And by the way, I’ve got plans to make a list of the hottest Italian cyclists (just as I did for soccer players), because some of the boys in the spandex shorts are well worth adoration. In fact, long before AC Milan‘s Andrea Pirlo held the title of My Boyfriend, Italian cyclist Ivan Basso was my guy. So, keep an eye out for that cyclists post – it may just convert some of you to becoming cycling fans!
2009 Giro d’Italia Route Information
Giro dates: May 9-31, 2009
Saturday, May 9 – Lido di Venezia (team time trial)
Sunday, May 10 – Jesolo-Trieste
Monday, May 11 – Grado-Valdobbiadene
Tuesday, May 12 – Padova-San Martino di Castrozza (mountain top finish)

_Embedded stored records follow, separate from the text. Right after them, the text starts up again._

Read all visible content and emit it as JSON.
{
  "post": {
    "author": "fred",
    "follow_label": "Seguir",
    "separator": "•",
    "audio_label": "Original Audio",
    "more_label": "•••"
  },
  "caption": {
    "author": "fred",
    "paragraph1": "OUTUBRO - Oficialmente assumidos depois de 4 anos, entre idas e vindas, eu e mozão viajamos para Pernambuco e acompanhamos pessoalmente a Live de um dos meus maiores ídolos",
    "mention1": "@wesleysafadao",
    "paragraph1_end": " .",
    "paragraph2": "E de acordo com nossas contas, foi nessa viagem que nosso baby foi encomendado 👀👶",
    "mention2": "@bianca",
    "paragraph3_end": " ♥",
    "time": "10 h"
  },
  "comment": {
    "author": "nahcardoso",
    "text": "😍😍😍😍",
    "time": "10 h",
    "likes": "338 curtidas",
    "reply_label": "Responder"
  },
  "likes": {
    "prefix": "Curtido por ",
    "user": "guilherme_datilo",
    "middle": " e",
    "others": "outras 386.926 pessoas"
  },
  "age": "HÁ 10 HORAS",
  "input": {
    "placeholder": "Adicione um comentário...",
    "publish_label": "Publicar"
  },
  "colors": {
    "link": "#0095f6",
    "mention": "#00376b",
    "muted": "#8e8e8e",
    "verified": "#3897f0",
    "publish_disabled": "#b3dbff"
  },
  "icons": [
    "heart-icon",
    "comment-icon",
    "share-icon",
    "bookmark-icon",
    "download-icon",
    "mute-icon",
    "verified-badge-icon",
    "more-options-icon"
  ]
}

Wednesday, May 13 – San Martino di Castrozza-Alpe di Siusi (mountain top finish)
Thursday, May 14 – Bressanone-Mayrhofen (finish in Austria)
Friday, May 15 – Innsbruck-Chiavenna (start in Austria)
Saturday, May 16 – Morbegno-Bergamo
Sunday, May 17 – Milano (circuit race around the city)
Monday, May 18 – Rest Day
Tuesday, May 19 – Cuneo-Pinerolo (mountain top finish)
Wednesday, May 20 – Torino-Arenzano
Thursday, May 21 – Sestri Levante-Riomaggiore (individual time trial)
Friday, May 22 – Lido di Camaiore-Firenze
Saturday, May 23 – Campi Bisenzio-San Luca
Sunday, May 24 – Forli-Faenza
Monday, May 25 – Pergola-Monte Petrano (mountain top finish)
Tuesday, May 26 – Rest Day
Wednesday, May 27 – Chieti-Blockhaus (mountain top finish)
Thursday, May 28 – Sulmona-Benevento
Friday, May 29 – Avellino-Monte Vesuvio
Saturday, May 30 – Napoli-Anagni
Sunday, May 31 – Roma (individual time trial)